Boulez tends to use many percussion instruments and Le marteau was no exception. I attempted to represent the reverberation of the percussion instruments with concentric circles drawn with pencil from a point in the center of the sound. The complexity of sounds was represented by having different lines crossing and coming together in various areas of the paper. The accidental happenings on the paper helped guide the intersecting lines. In spite of my desire to be loyal to Boulez, I felt tremendous freedom to invent the visual elements as needed.
Several years later, Pierre Boulez (now a well-known conductor and composer) was in Los Angeles conducting Bruckner’s ninth. I visited him during rehearsal, hoping he could come to my studio to see the finished paintings. He could not find the time for it, but requested that I bring them to him after one of his rehearsals. I did lugging two large suitcases. I lined up the nine paintings against the wall, and to my surprise and delight, he pointed to one of them saying, “That’s my number four”, and to another, “That’s my number six” and so on until he identified each of my paintings with the exact movement of the music I had reproduced. I was blown over that he could respond so accurately to the structure of my paintings. All my efforts to translate his music had been worth it because Boulez had accepted and validated my work!
I treasure these paintings so much that I have been reluctant to sell any of the series. They are a memento of one of my most precious musical and visual experiences, and I would only let them go if Pierre Boulez would want them for IRCAM (L’Institut de recherche et coordination acoustique/musique), which he created.
I have continued to be inspired by Boulez’s music. In 2012, I did a performance at the Galerie Dufay/Bonnet in Paris where I painted with both hands while a nude model moved to Boulez’s Notations. I was sad that he could not come to this performance because he was in Chicago having eye surgery.

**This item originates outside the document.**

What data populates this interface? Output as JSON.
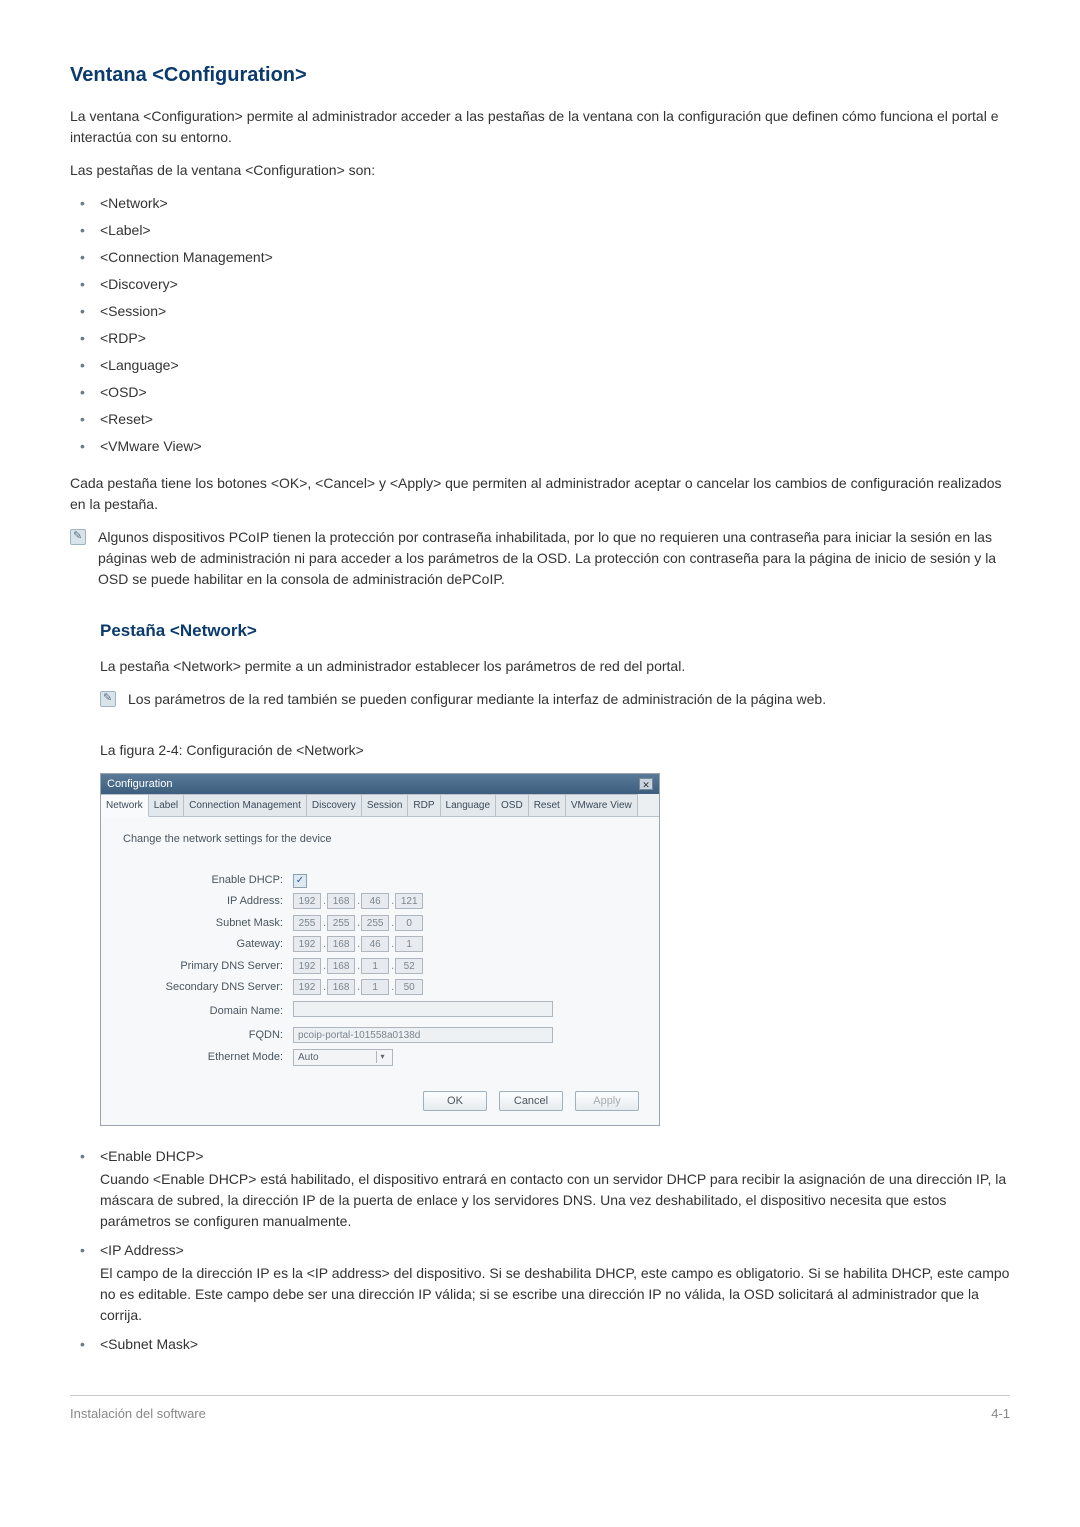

Desy Safán-Gerard was born in Chile where she studied musical composition with Leon Shidlovsky and Gustavo Becerra. She is a painter as well as a training and supervising analyst at the Psychoanalytic Center of California in Los Angeles. Desy graduated in psychology from the University of Chile, Santiago, won a Fulbright scholarship to the Psychology Department at the University of California, Berkeley, and earned a PhD in clinical psychology from UCLA in 1974.
Ever since she began to paint in 1971 she has led a dual life. As a psychoanalyst she has been carrying out her clinical work, written several important papers on creativity, and taught psychoanalytic courses. As a painter she translates music into the visual realm, and creates paintings based on the music of Boulez, Shostakovich, Piazzola, Brockman, and Kraft. Her “Boulez Series” of nine paintings, ‘Le Marteau Sans Maître’, was displayed in the “Music to the Eye” exhibit at LA Artcore in 2003.
Painting Boulez: Desy paints with both hands while a nude model moves to Notations by Pierre Boulez at Atelier Arts Médium, Paris, France, 16 June 2012